**What you are asked to do:**
This exercise calls for every line of the listing below that contains the word "offset".

**Task input:**
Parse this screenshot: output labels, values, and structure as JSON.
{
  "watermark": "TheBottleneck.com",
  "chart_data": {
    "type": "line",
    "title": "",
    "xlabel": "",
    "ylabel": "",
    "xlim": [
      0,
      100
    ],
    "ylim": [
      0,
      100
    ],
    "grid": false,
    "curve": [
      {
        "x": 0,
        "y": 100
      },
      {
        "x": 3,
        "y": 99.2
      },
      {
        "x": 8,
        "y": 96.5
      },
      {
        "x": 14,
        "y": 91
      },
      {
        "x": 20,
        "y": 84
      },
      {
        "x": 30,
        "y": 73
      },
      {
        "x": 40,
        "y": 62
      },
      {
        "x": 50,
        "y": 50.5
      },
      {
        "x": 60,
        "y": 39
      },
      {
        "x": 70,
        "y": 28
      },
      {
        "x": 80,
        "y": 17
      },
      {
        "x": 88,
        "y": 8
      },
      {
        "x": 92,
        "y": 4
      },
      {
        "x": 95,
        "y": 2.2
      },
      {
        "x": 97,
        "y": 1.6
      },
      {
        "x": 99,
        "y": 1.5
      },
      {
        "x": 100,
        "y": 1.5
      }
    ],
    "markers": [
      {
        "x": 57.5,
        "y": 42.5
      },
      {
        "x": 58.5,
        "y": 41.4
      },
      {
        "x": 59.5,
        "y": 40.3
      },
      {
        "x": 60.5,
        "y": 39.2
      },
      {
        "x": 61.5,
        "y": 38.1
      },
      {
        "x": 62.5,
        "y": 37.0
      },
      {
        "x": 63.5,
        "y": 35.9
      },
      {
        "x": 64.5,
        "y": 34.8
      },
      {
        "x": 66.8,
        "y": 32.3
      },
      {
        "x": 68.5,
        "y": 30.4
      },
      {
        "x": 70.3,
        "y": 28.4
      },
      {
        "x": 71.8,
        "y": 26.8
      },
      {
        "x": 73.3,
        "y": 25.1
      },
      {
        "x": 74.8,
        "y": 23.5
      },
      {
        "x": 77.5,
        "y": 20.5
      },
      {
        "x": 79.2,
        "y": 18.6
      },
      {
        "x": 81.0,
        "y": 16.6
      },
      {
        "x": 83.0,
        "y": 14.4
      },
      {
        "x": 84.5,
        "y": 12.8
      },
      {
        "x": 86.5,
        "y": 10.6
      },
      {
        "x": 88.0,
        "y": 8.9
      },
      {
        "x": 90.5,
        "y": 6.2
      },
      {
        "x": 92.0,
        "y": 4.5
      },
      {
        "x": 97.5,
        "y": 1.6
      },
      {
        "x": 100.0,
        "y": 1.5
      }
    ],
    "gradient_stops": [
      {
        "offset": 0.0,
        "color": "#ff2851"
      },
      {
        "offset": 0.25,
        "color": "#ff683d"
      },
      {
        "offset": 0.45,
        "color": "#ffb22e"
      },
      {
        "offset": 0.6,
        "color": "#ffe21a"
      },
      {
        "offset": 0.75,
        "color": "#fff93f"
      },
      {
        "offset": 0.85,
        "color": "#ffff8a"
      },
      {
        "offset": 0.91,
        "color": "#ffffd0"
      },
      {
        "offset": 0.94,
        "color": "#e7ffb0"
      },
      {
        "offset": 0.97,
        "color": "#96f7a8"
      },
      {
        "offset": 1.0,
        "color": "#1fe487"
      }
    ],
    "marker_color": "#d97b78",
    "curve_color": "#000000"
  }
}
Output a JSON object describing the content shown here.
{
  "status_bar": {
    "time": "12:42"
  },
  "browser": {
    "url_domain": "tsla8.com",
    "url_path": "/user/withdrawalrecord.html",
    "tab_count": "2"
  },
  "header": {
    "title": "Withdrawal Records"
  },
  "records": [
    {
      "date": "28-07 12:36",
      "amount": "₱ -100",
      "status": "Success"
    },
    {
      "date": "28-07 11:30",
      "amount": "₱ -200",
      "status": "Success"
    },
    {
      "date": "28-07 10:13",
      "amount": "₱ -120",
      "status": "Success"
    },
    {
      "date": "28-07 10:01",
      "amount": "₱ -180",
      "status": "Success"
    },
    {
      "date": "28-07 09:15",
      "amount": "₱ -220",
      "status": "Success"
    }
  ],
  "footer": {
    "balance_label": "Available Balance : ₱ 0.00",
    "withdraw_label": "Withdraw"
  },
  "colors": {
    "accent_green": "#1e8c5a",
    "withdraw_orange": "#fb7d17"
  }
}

**Task response:**
        "offset": 0.0,
        "offset": 0.25,
        "offset": 0.45,
        "offset": 0.6,
        "offset": 0.75,
        "offset": 0.85,
        "offset": 0.91,
        "offset": 0.94,
        "offset": 0.97,
        "offset": 1.0,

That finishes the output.